The two most popular DC power supply designs are switching power supplies and linear power supplies. Linear power supplies feature a sizable steel or iron-laminated transformer that provides a safety barrier for the low voltage output from the AC input and reduces the input voltage. The transformer also provides excellent isolation by separating the the AC line neutral or ground from the power power supply’s output. A linear power supply is usually much heavier than a switching power supply due to the size of the transformer. Linear power supplies deliver constant voltage at all times, whereas a switching power supply operates by constantly switching the source on and off at a rate determined by the necessary voltage.
Linear power supplies are often selected because of certain performance advantages and their simplicity of use — linear regulator ICs are widely available and the designer only needs a rectified voltage source to operate. A switching power supply, on the other hand, is usually more complex and requires more integrated circuits as well as several inductors.
The advantage of a switching power supply over a linear power supply is its efficiency. A linear supply operates like a voltage divider that constantly changes resistance to regulate the output voltage, so the energy that goes into the linear power supply will diminish by the time it exits from the outputs.
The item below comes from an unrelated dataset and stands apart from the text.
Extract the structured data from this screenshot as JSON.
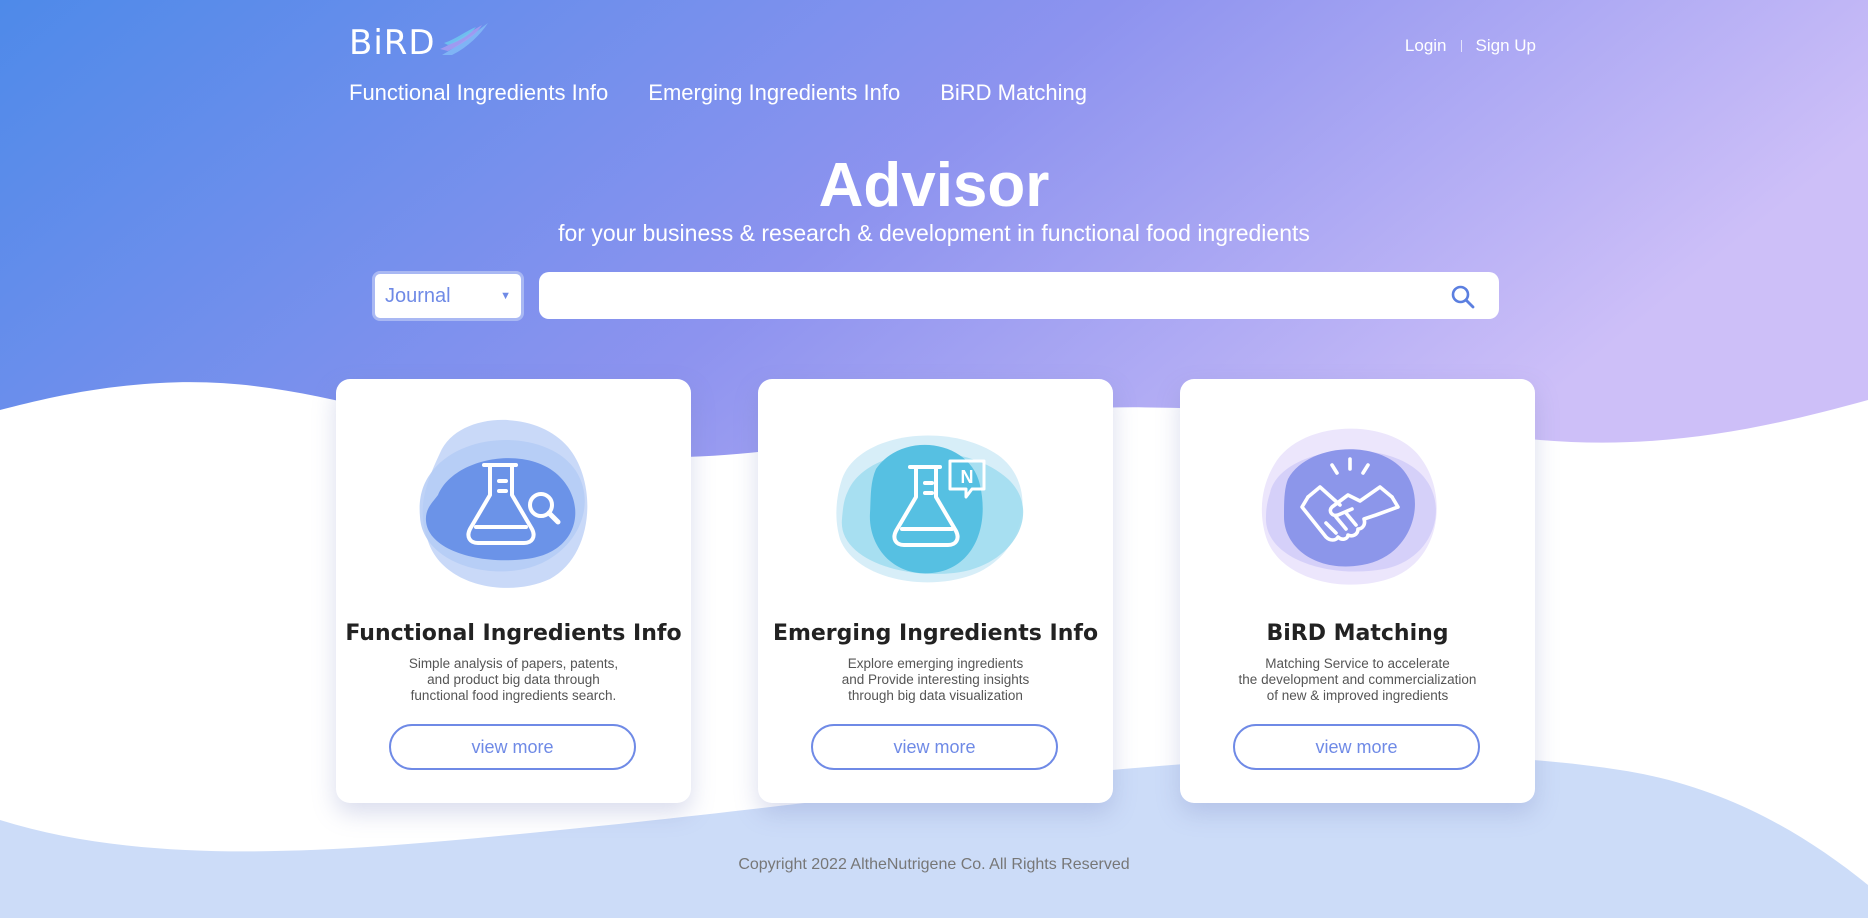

A switching power supply, however, has fewer resistive elements and the energy is mainly stored in its capacitors. The voltage in a switching power supply constantly oscillates at a very minute amount and the circuitry uses this oscillation to gauge when to connect and disconnect from the source.
The disadvantage of a switching power supply is noise. The voltage oscillations and the constant connection and disconnection from the source creates additional electrical noise that can interfere with other nearby electronic devices. Adequate shielding helps reduce the noise in a switching power supply. Although linear power supply designs also create some noise, their design produces much less noise than is typical of a switching power supply. For this reason, many users of lab-grade or bench power supplies prefer a linear power supply over a switching design.
In summation, linear power supplies have been proven to be reliable but less efficient than switching power supplies. Because they require a large transformer, linear power supplies produce comparatively less noise and are both larger and heavier than switching power supplies.
A switching power supply is smaller, lighter, and more efficient than its linear counterparts. They do produce more noise than a linear power supply, so the choice between the two technologies should consider all the factors mentioned above. If you are not concerned about noise or size, a switching model may be the better choice.